In both sim and real life videos you hear “don’t ride the brakes to reduce brake wear and overheat” but how do you do it on planes with enough idle thrust to keep you moving?
I’m thinking for example the Longitude and the FBW A320, on both of them I just give enough throttle to make them barely move off the ground and then put it back to idle, but if I don’t ride the brakes they keep accelerating beyond 30 knots, even at weights close to MTOW.
So do they have an exaggerated idle thrust compared to real life or there’s another method? I know turboprops use a touch of reverse thrust to control their speed but clearly I’ve never seed this on a jet.
You apply brakes until it drops to below 30 then release the brakes. Then once it gets passed 30 again, you apply the brakes until it drops below 30 and you release it again… and repeat. On the FBW A320neo, that’s how it is in real life, because of the larger engine, it provides more thrust at IDLE power, so it can taxi at idle.
Thanks yes that’s what I did, I thought taxiing at a constant speed was safer and almost mandatory
From the A320 Flight Crew Techniques Manual:

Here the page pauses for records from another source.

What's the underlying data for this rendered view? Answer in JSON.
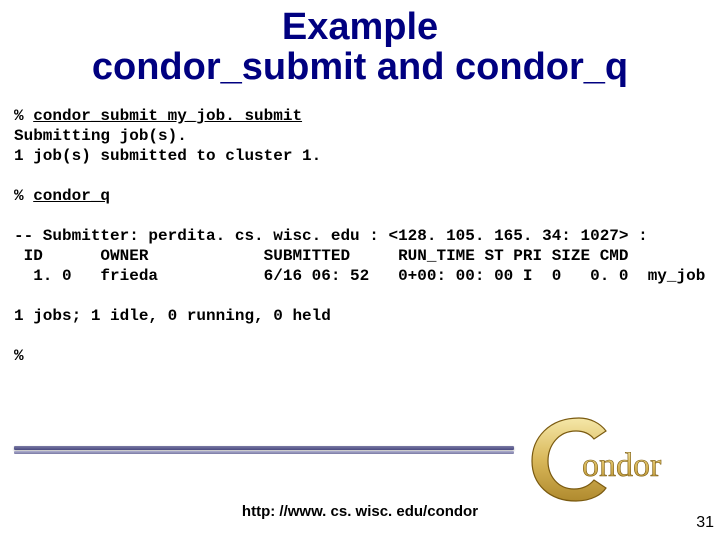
{
  "title_line1": "Example",
  "title_line2": "condor_submit and condor_q",
  "terminal": {
    "prompt1": "% ",
    "cmd1": "condor_submit my_job. submit",
    "out1a": "Submitting job(s).",
    "out1b": "1 job(s) submitted to cluster 1.",
    "prompt2": "% ",
    "cmd2": "condor_q",
    "submitter_line": "-- Submitter: perdita. cs. wisc. edu : <128. 105. 165. 34: 1027> :",
    "header": " ID      OWNER            SUBMITTED     RUN_TIME ST PRI SIZE CMD",
    "row": "  1. 0   frieda           6/16 06: 52   0+00: 00: 00 I  0   0. 0  my_job",
    "summary": "1 jobs; 1 idle, 0 running, 0 held",
    "prompt3": "%"
  },
  "footer_url": "http: //www. cs. wisc. edu/condor",
  "page_number": "31",
  "logo_text": "ondor"
}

On long, straight taxiways, and with no ATC or other ground traffic constraints, the PF should allow the aircraft to accelerate to 30 kt, and should then use one smooth brake application to decelerate to 10 kt. The PF should avoid continuous brake applications. The GS indication on the ND should be used to assess taxi speed.